SISTER-IN-LAW TO TAKE ARLYN’S BODY HOME
Mr Nucos said he heard a different voice on the phone when he called one of his sisters on the day of the accident. He then called his wife Rose, who is also working in Singapore.
“At first, I thought I pressed something different,” he said. The person on the line mentioned one sister’s name and asked if he knew her. When he said "yes", the other person asked if he knew what had happened to them.
“I hung up immediately. I thought something bad had happened so I decided to call my wife. I tried calling Arlyn’s phone. It still rang. Arcely’s did not, so I thought she may have run out of phone credit.”
Eventually, he reached his wife.

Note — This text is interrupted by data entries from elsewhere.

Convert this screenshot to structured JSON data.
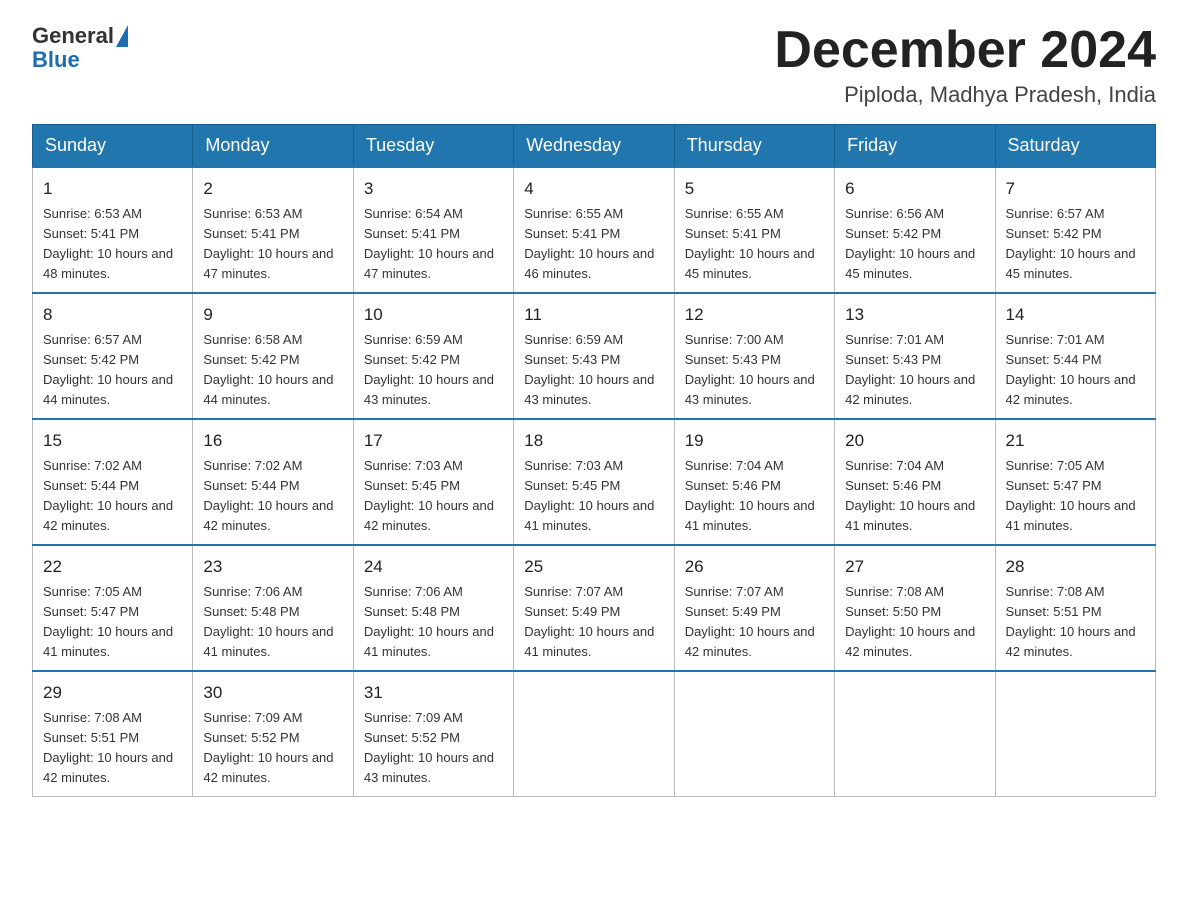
{
  "header": {
    "logo_general": "General",
    "logo_blue": "Blue",
    "month_title": "December 2024",
    "location": "Piploda, Madhya Pradesh, India"
  },
  "weekdays": [
    "Sunday",
    "Monday",
    "Tuesday",
    "Wednesday",
    "Thursday",
    "Friday",
    "Saturday"
  ],
  "weeks": [
    [
      {
        "day": "1",
        "sunrise": "6:53 AM",
        "sunset": "5:41 PM",
        "daylight": "10 hours and 48 minutes."
      },
      {
        "day": "2",
        "sunrise": "6:53 AM",
        "sunset": "5:41 PM",
        "daylight": "10 hours and 47 minutes."
      },
      {
        "day": "3",
        "sunrise": "6:54 AM",
        "sunset": "5:41 PM",
        "daylight": "10 hours and 47 minutes."
      },
      {
        "day": "4",
        "sunrise": "6:55 AM",
        "sunset": "5:41 PM",
        "daylight": "10 hours and 46 minutes."
      },
      {
        "day": "5",
        "sunrise": "6:55 AM",
        "sunset": "5:41 PM",
        "daylight": "10 hours and 45 minutes."
      },
      {
        "day": "6",
        "sunrise": "6:56 AM",
        "sunset": "5:42 PM",
        "daylight": "10 hours and 45 minutes."
      },
      {
        "day": "7",
        "sunrise": "6:57 AM",
        "sunset": "5:42 PM",
        "daylight": "10 hours and 45 minutes."
      }
    ],
    [
      {
        "day": "8",
        "sunrise": "6:57 AM",
        "sunset": "5:42 PM",
        "daylight": "10 hours and 44 minutes."
      },
      {
        "day": "9",
        "sunrise": "6:58 AM",
        "sunset": "5:42 PM",
        "daylight": "10 hours and 44 minutes."
      },
      {
        "day": "10",
        "sunrise": "6:59 AM",
        "sunset": "5:42 PM",
        "daylight": "10 hours and 43 minutes."
      },
      {
        "day": "11",
        "sunrise": "6:59 AM",
        "sunset": "5:43 PM",
        "daylight": "10 hours and 43 minutes."
      },
      {
        "day": "12",
        "sunrise": "7:00 AM",
        "sunset": "5:43 PM",
        "daylight": "10 hours and 43 minutes."
      },
      {
        "day": "13",
        "sunrise": "7:01 AM",
        "sunset": "5:43 PM",
        "daylight": "10 hours and 42 minutes."
      },
      {
        "day": "14",
        "sunrise": "7:01 AM",
        "sunset": "5:44 PM",
        "daylight": "10 hours and 42 minutes."
      }
    ],
    [
      {
        "day": "15",
        "sunrise": "7:02 AM",
        "sunset": "5:44 PM",
        "daylight": "10 hours and 42 minutes."
      },
      {
        "day": "16",
        "sunrise": "7:02 AM",
        "sunset": "5:44 PM",
        "daylight": "10 hours and 42 minutes."
      },
      {
        "day": "17",
        "sunrise": "7:03 AM",
        "sunset": "5:45 PM",
        "daylight": "10 hours and 42 minutes."
      },
      {
        "day": "18",
        "sunrise": "7:03 AM",
        "sunset": "5:45 PM",
        "daylight": "10 hours and 41 minutes."
      },
      {
        "day": "19",
        "sunrise": "7:04 AM",
        "sunset": "5:46 PM",
        "daylight": "10 hours and 41 minutes."
      },
      {
        "day": "20",
        "sunrise": "7:04 AM",
        "sunset": "5:46 PM",
        "daylight": "10 hours and 41 minutes."
      },
      {
        "day": "21",
        "sunrise": "7:05 AM",
        "sunset": "5:47 PM",
        "daylight": "10 hours and 41 minutes."
      }
    ],
    [
      {
        "day": "22",
        "sunrise": "7:05 AM",
        "sunset": "5:47 PM",
        "daylight": "10 hours and 41 minutes."
      },
      {
        "day": "23",
        "sunrise": "7:06 AM",
        "sunset": "5:48 PM",
        "daylight": "10 hours and 41 minutes."
      },
      {
        "day": "24",
        "sunrise": "7:06 AM",
        "sunset": "5:48 PM",
        "daylight": "10 hours and 41 minutes."
      },
      {
        "day": "25",
        "sunrise": "7:07 AM",
        "sunset": "5:49 PM",
        "daylight": "10 hours and 41 minutes."
      },
      {
        "day": "26",
        "sunrise": "7:07 AM",
        "sunset": "5:49 PM",
        "daylight": "10 hours and 42 minutes."
      },
      {
        "day": "27",
        "sunrise": "7:08 AM",
        "sunset": "5:50 PM",
        "daylight": "10 hours and 42 minutes."
      },
      {
        "day": "28",
        "sunrise": "7:08 AM",
        "sunset": "5:51 PM",
        "daylight": "10 hours and 42 minutes."
      }
    ],
    [
      {
        "day": "29",
        "sunrise": "7:08 AM",
        "sunset": "5:51 PM",
        "daylight": "10 hours and 42 minutes."
      },
      {
        "day": "30",
        "sunrise": "7:09 AM",
        "sunset": "5:52 PM",
        "daylight": "10 hours and 42 minutes."
      },
      {
        "day": "31",
        "sunrise": "7:09 AM",
        "sunset": "5:52 PM",
        "daylight": "10 hours and 43 minutes."
      },
      null,
      null,
      null,
      null
    ]
  ]
}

A friend of the sisters was with her, but she was hardly able to speak because she was crying so much. She was the one who told him his sisters were in the car crash.
"I cried," he said, his voice breaking on the line. "I wondered why it had to be them."
Mrs Nucos was given leave by her employer so she could accompany Ms Arlyn’s body back to the Philippines.
A brief memorial will be held before they leave. A wake will be held at their hometown, though no funeral plans have been discussed, he added.
The family had planned to fly to Singapore to get Ms Arlyn’s body but were unable to get passports in time.
"We are still planning to get passports," Mr Nucos said. "If there’s financial help, we will fly to see Arceli. I hope that if we manage to get to her, she would get the strength to fight. It makes a difference when someone is taking care of her."
For now, his wife has said she is willing to take care of Ms Arceli, who has had two operations. She has since regained consciousness, but remains in hospital.
"My two cousins are there too. I think the three of them will take care of our sister for now. And they have friends. I’m sure they would not neglect her."